WHAT TO WORK ON -> Locate the string "court" in the records below. Copy every line where it occurs.

Stored records:
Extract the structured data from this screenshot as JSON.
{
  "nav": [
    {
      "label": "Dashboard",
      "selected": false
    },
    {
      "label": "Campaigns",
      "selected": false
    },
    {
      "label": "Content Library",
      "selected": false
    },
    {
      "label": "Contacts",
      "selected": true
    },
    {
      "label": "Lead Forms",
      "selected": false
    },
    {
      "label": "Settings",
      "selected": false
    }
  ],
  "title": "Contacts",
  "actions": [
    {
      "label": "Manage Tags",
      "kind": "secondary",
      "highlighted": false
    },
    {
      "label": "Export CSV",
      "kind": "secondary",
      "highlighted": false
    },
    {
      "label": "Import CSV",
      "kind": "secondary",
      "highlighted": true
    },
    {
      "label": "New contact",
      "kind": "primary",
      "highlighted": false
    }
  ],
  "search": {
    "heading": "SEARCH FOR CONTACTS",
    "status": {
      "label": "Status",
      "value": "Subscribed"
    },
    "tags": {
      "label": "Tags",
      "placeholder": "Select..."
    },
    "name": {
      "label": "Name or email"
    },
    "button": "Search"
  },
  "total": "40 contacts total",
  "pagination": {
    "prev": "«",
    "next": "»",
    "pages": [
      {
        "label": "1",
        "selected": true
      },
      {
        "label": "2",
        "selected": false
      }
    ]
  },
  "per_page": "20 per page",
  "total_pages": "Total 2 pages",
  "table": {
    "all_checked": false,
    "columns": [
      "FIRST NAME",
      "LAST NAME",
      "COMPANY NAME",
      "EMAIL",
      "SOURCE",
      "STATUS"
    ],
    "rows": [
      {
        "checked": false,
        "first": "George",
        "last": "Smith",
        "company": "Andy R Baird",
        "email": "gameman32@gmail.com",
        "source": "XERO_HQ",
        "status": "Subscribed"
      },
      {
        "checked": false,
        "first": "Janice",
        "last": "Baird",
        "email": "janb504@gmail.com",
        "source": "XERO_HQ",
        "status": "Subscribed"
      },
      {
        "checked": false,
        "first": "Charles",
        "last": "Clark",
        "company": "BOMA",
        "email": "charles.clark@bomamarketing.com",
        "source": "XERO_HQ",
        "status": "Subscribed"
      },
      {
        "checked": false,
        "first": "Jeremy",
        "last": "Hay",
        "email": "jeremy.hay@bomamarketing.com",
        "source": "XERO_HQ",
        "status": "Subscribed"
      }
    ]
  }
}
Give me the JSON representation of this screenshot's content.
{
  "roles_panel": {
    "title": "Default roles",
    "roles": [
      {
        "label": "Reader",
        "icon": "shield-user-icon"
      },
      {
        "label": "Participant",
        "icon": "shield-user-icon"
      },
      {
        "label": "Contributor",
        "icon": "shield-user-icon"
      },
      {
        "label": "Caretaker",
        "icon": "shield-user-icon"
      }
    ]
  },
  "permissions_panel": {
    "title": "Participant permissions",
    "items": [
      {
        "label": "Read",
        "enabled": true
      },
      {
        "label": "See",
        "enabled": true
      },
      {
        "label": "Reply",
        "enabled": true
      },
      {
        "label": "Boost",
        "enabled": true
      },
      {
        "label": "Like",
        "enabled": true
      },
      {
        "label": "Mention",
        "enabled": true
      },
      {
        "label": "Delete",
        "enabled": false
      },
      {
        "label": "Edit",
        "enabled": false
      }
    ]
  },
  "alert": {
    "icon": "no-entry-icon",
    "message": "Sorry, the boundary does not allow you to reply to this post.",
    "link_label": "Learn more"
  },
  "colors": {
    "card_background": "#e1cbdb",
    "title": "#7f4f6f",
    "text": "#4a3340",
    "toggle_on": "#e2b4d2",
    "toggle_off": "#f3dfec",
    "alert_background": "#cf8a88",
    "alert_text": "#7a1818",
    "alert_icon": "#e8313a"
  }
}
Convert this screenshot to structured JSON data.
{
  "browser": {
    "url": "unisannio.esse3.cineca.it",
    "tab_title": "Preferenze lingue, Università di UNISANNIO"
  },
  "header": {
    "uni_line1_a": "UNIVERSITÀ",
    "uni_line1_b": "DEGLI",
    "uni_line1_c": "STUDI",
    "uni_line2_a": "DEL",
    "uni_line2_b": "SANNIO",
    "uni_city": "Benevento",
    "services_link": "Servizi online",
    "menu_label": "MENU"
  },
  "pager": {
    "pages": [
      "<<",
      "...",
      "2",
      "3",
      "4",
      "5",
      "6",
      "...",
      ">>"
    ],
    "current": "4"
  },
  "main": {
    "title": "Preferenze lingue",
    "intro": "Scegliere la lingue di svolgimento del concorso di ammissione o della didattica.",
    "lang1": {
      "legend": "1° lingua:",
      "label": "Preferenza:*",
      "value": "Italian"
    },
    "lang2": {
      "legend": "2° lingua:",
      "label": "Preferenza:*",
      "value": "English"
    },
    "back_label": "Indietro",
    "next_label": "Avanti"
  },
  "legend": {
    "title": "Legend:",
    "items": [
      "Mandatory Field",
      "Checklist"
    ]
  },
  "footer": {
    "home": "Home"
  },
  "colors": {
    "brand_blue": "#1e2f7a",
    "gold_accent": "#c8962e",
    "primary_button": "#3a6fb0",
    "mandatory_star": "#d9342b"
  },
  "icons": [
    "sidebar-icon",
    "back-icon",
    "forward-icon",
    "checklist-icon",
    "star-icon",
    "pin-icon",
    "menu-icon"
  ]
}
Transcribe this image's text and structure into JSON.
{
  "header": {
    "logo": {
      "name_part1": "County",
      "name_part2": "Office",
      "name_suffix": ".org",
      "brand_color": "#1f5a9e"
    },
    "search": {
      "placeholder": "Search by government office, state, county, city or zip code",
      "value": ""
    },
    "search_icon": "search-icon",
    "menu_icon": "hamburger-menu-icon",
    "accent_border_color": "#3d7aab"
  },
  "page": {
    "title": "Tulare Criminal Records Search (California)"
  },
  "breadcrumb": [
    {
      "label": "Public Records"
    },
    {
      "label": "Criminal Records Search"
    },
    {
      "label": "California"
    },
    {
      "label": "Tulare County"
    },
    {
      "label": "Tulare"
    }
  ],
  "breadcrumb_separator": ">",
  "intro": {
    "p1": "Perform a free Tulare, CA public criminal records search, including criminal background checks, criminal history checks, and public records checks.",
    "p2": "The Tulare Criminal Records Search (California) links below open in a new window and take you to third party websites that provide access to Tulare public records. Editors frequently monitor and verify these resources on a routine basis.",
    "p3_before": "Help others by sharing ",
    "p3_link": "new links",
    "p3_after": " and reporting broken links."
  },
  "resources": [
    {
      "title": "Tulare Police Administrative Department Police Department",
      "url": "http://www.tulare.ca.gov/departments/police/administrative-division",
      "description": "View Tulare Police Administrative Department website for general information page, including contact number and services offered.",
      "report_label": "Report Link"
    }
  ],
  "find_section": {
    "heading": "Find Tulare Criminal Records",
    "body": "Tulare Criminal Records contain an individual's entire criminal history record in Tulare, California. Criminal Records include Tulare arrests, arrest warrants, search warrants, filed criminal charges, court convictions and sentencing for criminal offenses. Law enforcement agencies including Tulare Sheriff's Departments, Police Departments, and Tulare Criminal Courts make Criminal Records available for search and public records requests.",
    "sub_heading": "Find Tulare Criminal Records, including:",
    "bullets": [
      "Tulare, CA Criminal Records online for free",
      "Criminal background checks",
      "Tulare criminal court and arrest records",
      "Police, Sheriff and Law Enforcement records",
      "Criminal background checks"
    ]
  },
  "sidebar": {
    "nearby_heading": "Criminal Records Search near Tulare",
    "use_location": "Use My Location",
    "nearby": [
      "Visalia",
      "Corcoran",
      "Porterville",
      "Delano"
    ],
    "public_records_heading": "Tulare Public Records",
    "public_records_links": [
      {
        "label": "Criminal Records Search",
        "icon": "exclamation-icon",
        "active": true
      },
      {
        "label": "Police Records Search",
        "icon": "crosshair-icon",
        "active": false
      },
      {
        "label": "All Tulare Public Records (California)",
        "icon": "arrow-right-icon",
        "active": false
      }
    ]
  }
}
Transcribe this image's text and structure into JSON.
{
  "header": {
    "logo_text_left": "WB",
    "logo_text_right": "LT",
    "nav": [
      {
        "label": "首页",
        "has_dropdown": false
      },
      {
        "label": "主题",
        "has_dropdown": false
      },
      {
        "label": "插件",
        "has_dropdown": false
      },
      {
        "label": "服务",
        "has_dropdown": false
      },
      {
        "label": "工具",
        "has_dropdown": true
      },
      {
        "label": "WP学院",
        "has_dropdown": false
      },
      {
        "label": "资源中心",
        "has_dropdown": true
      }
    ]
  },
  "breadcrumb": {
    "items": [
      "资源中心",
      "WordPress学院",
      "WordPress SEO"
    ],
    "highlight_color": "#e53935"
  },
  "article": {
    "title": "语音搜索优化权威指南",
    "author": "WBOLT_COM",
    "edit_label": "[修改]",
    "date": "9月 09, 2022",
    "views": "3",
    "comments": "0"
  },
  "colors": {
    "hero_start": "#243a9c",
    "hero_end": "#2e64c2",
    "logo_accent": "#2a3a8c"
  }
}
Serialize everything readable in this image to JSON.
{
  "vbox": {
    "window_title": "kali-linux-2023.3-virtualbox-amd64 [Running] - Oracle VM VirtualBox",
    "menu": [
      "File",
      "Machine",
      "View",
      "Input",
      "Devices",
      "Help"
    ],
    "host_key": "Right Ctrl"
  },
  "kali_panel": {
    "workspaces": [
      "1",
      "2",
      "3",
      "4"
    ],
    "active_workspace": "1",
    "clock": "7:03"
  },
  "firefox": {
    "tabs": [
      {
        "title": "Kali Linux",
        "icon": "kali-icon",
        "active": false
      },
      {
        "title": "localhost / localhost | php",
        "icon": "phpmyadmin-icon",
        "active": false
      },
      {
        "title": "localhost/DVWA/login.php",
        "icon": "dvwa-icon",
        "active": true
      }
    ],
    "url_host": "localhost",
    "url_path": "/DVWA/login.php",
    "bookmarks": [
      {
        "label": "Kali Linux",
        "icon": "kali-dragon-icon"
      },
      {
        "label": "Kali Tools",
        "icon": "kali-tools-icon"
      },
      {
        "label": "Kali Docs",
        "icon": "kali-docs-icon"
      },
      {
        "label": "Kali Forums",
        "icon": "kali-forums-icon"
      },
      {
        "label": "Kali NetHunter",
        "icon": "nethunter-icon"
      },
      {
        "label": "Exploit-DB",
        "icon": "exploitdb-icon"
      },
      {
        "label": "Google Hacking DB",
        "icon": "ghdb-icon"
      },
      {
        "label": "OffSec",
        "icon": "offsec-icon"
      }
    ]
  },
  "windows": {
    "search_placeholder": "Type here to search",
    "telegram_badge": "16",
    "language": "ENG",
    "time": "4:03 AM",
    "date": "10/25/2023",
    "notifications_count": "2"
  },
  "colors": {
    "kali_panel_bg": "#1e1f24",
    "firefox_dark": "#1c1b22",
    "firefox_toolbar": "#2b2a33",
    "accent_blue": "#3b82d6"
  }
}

ANSWER TO THE PROBLEM ->
    "body": "Tulare Criminal Records contain an individual's entire criminal history record in Tulare, California. Criminal Records include Tulare arrests, arrest warrants, search warrants, filed criminal charges, court convictions and sentencing for criminal offenses. Law enforcement agencies including Tulare Sheriff's Departments, Police Departments, and Tulare Criminal Courts make Criminal Records available for search and public records requests.",
      "Tulare criminal court and arrest records",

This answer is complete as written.